\hb@xt@.01(3.4)

holds, where and are constants independent of . Observe that while the upper bound estimate in (LABEL:eq:Best) is less than one. We show later how one can obtain a sharp upper bound estimate as in (LABEL:eq:Best).

Let us start with the lower bound of inequality (LABEL:eq:harmIneq). First we introduce an extension by zero operator which is defined for all as

For a graphical illustration see Figure LABEL:fig:extzero.

Figure 3.1: Illustration of the extension by zero, , for elements which share an edge with the interface, e.g. , and those which do not, e.g. .

Note that there are elements like which physically share a node and not an edge with the interface, but we leave in to be zero. More precisely, only those elements which share an edge with the interface are non-zero.

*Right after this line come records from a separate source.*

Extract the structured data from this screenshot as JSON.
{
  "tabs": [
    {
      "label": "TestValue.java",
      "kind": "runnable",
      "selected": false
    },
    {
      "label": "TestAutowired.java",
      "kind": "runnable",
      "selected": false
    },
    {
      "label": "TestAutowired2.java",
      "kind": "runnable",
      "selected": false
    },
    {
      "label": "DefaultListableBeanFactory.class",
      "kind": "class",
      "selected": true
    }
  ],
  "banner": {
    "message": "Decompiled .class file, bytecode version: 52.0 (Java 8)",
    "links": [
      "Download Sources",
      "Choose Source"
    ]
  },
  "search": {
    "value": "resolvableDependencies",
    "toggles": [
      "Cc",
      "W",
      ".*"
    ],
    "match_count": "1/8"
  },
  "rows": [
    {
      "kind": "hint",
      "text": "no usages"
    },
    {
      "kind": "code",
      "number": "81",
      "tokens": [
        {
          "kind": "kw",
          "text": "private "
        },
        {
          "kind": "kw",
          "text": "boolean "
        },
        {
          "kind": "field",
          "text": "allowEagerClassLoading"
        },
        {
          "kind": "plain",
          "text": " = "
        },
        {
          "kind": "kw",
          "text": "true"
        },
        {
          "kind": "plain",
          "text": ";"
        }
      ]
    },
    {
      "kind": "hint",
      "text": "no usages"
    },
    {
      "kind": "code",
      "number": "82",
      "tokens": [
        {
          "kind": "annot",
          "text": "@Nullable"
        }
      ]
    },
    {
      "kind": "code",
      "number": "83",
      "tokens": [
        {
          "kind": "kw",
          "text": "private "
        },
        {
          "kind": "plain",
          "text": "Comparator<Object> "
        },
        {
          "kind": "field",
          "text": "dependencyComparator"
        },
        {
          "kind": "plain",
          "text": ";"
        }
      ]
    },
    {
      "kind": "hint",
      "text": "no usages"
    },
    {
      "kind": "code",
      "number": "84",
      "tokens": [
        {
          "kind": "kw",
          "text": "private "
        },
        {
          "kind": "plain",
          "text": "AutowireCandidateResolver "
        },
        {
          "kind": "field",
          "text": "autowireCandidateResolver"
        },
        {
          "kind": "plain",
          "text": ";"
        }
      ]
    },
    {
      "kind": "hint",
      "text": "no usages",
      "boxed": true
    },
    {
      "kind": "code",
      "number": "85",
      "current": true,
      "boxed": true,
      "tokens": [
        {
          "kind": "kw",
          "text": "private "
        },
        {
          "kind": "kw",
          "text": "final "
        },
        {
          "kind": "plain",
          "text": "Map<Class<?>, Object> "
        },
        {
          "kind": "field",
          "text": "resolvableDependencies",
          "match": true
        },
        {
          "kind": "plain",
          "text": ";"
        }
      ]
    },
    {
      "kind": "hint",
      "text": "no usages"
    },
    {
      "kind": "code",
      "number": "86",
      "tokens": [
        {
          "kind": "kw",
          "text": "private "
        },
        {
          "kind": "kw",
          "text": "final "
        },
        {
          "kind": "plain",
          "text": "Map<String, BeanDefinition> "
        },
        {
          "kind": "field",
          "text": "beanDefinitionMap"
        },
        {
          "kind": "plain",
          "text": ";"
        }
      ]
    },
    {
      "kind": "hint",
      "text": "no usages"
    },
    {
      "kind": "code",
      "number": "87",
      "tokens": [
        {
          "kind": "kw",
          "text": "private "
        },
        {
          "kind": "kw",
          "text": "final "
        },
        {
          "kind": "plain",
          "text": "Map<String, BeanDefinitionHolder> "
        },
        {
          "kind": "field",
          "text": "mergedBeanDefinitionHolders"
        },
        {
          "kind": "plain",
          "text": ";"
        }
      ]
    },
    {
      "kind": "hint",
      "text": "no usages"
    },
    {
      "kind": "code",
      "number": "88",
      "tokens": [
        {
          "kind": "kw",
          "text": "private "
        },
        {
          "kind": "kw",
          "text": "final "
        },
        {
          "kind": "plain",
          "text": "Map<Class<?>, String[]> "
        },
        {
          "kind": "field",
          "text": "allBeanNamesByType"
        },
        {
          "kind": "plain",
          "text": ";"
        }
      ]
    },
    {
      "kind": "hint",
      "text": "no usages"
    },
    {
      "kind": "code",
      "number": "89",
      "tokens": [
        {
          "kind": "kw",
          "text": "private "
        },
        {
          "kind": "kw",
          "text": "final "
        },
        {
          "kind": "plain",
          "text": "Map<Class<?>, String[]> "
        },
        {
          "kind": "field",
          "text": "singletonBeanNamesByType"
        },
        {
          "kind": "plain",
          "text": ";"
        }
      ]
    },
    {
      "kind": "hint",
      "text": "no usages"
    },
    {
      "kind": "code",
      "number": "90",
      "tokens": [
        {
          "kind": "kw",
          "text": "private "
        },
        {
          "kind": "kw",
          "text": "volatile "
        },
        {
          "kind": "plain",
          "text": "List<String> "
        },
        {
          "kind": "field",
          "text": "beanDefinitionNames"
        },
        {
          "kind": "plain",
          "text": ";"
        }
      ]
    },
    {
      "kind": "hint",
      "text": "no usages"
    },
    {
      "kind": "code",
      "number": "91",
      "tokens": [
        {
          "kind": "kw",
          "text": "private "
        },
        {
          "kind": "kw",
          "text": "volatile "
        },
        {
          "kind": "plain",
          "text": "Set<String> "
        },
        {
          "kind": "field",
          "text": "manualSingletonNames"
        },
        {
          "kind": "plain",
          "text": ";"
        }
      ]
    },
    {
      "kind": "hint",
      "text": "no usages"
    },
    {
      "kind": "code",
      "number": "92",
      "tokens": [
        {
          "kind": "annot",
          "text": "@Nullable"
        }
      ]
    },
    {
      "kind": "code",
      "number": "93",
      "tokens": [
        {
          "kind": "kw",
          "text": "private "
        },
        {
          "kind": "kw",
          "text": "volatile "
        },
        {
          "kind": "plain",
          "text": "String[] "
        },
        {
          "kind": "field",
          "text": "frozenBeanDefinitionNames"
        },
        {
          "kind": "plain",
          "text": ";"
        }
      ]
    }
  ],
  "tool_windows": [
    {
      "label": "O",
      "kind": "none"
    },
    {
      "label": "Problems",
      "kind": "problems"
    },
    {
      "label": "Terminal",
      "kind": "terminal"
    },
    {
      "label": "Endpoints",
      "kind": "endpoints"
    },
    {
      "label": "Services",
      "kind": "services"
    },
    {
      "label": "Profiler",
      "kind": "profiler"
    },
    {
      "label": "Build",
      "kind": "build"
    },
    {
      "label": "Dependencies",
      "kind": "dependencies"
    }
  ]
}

We show in the Appendix, see also [23], that in an element, , with an edge we have

\hb@xt@.01(3.5)

where , and and all are independent of . This yields the following result which relates the energy of the extension by zero to its -norm on the interface.

Lemma 3.3

Let and be its extension by zero into . We have

where .

Proof. First note that by definition and are non-zero only on those elements which share an edge with the interface. We call them . Then we have

which completes the proof with .       

Now we are able to relate the energy of a harmonic extension, , to the -norm of on the interface.

Lemma 3.4

Let and be its harmonic extension into . Then we have

where .

Proof. Since is the harmonic extension of , it satisfies (LABEL:eq:harmonicsat) (with ). Let . Then by definition of we have

Note that . We can bound the right-hand side from below, therefore

which is positive if and sufficiently large. By continuity of we have

Note that we are able to use instead of since we work with discrete spaces. An application of Lemma LABEL:lemma:Zoptphi completes the proof with .       

The upper bound in (LABEL:eq:harmIneq) can be obtained much easier using coercivity of the .

Lemma 3.5

Let and be its harmonic extension into . Then we have

where .

Proof. Since is the harmonic extension of , it satisfies (LABEL:eq:harmonicsat) (with ). Using the fact that is coercive we have